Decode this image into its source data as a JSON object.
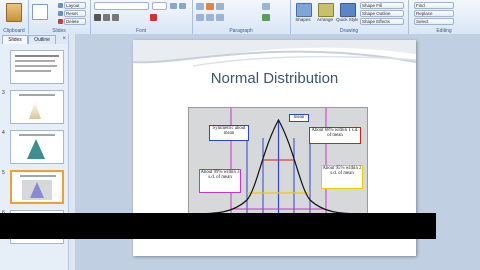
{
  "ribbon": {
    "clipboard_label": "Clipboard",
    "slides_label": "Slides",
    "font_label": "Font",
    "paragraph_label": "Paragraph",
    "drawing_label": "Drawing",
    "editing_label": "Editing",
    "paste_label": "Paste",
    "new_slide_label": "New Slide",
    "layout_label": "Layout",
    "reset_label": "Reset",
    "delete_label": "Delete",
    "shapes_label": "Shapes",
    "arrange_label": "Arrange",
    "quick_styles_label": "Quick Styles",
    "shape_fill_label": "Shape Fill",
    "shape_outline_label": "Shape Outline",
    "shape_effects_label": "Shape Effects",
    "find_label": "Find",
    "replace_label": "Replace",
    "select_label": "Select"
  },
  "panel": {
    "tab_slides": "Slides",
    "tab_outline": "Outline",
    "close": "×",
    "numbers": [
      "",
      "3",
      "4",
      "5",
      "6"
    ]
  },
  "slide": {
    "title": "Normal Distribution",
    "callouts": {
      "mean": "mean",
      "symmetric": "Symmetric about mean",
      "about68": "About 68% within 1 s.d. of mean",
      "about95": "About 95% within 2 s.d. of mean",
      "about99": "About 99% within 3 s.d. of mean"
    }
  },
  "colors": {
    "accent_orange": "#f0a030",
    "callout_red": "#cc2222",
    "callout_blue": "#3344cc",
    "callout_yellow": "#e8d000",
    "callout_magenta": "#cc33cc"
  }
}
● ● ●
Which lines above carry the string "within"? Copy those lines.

      "about68": "About 68% within 1 s.d. of mean",
      "about95": "About 95% within 2 s.d. of mean",
      "about99": "About 99% within 3 s.d. of mean"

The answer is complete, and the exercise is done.